## Records to use
--- START ---

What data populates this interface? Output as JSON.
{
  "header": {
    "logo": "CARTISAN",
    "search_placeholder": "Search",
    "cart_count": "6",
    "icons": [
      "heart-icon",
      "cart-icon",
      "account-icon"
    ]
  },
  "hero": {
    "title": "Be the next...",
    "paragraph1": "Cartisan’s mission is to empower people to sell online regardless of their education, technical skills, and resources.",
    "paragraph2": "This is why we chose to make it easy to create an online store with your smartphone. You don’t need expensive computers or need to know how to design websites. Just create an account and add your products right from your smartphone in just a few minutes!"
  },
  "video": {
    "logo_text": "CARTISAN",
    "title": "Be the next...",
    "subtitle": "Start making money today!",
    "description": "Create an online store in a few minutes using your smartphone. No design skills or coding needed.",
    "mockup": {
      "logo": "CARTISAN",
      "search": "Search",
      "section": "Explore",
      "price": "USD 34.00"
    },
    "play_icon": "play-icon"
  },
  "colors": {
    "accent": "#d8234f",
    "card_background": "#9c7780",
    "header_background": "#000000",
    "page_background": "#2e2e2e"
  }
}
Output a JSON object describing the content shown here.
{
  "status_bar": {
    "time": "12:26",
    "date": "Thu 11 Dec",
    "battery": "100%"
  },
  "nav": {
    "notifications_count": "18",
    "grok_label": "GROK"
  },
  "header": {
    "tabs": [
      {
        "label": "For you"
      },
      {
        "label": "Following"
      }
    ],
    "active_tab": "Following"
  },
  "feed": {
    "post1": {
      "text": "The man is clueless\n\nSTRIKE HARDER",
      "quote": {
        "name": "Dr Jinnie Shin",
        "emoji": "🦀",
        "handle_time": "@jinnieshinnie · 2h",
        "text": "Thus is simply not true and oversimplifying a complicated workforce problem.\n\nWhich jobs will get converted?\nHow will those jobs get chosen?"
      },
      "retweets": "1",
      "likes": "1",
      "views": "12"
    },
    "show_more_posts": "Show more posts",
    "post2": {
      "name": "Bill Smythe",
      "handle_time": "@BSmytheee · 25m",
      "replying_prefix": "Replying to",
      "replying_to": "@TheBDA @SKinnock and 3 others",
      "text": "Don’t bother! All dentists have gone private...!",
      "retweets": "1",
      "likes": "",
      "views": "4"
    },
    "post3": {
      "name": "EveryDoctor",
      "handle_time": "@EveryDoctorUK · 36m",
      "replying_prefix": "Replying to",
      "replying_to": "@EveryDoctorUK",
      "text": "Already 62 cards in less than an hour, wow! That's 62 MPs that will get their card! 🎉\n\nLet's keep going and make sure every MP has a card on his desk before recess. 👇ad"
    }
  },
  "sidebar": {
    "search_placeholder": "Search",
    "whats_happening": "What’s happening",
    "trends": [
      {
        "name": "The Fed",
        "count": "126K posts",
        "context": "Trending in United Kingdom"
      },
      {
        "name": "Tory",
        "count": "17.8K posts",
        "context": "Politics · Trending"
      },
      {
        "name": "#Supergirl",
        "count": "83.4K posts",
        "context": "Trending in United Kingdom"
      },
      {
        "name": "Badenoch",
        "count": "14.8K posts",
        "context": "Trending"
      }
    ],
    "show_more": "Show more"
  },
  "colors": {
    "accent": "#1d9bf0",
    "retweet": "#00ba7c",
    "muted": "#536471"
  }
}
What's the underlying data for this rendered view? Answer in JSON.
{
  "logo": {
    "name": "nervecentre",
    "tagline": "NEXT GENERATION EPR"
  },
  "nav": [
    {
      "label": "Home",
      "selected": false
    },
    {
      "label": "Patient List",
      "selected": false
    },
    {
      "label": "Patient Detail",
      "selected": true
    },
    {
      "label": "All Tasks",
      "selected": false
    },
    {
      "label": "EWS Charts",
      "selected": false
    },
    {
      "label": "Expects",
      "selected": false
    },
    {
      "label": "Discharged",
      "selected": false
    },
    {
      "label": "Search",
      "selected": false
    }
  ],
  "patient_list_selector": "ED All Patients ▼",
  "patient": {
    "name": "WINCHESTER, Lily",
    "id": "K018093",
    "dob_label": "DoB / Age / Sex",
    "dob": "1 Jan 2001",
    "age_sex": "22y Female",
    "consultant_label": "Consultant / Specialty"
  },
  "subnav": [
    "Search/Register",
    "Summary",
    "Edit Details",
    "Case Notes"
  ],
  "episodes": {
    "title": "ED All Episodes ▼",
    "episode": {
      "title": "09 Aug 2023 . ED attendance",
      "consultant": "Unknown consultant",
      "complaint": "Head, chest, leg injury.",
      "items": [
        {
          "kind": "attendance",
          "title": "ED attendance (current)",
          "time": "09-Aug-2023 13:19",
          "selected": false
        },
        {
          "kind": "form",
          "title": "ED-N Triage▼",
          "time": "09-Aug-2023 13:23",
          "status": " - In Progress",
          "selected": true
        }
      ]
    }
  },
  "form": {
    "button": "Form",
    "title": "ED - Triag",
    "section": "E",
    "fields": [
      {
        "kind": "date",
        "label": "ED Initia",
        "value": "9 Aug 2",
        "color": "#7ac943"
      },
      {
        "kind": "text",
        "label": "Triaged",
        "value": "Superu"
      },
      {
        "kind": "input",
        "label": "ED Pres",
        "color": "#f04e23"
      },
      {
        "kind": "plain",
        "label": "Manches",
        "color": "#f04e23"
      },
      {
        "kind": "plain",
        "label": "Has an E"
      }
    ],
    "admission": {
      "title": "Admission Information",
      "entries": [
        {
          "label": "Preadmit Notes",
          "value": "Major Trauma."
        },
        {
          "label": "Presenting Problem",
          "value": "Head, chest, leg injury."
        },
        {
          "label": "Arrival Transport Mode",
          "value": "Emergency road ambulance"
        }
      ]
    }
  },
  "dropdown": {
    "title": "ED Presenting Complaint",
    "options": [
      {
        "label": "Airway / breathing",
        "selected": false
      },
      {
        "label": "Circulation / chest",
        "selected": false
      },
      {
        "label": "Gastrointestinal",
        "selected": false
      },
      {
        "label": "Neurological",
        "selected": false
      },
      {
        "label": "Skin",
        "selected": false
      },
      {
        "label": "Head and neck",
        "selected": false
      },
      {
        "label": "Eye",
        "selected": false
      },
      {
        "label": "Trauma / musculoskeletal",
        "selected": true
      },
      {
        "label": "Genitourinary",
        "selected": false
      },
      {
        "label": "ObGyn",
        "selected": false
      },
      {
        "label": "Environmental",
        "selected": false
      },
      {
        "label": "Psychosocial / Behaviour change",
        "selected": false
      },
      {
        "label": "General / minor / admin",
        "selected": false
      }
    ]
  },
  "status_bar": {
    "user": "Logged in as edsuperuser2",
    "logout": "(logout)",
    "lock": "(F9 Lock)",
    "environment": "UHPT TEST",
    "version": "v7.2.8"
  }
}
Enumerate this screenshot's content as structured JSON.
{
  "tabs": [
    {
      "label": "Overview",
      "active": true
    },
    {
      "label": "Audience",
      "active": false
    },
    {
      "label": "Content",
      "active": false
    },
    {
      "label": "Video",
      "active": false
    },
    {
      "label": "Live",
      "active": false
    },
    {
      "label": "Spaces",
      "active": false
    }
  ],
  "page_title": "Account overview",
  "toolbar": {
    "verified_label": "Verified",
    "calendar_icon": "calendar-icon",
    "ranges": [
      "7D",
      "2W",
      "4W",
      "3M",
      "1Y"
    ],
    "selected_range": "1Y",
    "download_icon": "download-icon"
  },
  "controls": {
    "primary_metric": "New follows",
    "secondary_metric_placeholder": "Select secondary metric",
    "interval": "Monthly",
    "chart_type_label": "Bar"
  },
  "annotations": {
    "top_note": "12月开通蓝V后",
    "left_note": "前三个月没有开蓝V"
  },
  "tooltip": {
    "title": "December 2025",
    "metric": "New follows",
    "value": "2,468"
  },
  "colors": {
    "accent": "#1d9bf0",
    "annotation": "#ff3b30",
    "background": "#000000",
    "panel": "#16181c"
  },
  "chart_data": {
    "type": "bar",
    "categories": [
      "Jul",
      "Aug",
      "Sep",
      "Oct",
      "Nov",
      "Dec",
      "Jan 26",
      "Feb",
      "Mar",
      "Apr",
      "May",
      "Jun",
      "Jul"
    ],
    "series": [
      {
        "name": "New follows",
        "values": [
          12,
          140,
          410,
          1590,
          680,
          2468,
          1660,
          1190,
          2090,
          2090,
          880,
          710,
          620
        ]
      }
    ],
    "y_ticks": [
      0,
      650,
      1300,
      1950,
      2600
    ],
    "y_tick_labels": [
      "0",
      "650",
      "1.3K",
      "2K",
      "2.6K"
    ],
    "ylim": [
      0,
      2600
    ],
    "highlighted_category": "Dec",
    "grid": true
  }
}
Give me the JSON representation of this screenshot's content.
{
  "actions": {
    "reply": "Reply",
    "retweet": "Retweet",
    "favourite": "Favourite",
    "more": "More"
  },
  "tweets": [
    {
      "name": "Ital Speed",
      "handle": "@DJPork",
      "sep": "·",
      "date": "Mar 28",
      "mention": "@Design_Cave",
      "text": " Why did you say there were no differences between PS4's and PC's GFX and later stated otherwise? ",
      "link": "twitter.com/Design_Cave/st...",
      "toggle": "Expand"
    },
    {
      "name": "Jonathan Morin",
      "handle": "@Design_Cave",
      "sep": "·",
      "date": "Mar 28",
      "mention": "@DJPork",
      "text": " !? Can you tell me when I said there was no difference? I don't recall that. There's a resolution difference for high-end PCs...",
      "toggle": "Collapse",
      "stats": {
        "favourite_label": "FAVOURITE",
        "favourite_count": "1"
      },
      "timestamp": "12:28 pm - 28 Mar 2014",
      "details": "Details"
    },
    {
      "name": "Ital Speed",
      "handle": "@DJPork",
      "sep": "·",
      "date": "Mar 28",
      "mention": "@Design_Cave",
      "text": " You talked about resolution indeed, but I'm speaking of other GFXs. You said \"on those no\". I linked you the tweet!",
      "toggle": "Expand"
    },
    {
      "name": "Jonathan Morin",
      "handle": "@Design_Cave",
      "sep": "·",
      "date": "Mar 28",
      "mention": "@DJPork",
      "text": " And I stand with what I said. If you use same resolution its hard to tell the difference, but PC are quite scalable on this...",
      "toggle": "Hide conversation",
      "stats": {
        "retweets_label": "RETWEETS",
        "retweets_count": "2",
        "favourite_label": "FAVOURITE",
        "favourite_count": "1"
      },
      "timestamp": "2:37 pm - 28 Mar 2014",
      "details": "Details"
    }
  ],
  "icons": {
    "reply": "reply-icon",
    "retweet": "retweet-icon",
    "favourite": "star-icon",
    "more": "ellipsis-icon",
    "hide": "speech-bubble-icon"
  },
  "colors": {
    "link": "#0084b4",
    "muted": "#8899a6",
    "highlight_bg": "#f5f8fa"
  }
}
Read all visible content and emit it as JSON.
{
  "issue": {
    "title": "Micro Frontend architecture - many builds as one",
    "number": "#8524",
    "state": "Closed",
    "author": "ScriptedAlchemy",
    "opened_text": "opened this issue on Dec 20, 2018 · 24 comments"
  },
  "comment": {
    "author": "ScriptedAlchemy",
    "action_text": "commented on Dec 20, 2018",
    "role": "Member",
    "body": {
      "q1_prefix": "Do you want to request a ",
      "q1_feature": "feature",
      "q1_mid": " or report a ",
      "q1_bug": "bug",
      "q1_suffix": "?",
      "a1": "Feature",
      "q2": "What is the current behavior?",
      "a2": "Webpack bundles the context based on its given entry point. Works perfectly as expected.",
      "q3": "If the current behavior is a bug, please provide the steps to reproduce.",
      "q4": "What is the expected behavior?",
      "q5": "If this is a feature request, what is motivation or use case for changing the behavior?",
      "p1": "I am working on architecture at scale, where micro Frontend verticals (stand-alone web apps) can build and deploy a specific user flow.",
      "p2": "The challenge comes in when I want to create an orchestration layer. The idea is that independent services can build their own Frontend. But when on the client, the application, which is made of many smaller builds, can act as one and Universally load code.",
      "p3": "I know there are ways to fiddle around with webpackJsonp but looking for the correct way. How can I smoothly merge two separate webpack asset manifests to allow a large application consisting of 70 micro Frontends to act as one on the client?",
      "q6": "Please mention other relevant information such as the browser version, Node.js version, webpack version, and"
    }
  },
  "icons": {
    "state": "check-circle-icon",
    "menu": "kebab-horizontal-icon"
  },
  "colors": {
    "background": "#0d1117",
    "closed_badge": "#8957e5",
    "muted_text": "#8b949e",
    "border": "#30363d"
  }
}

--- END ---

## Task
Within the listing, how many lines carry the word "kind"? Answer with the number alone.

## Solution for this problem
7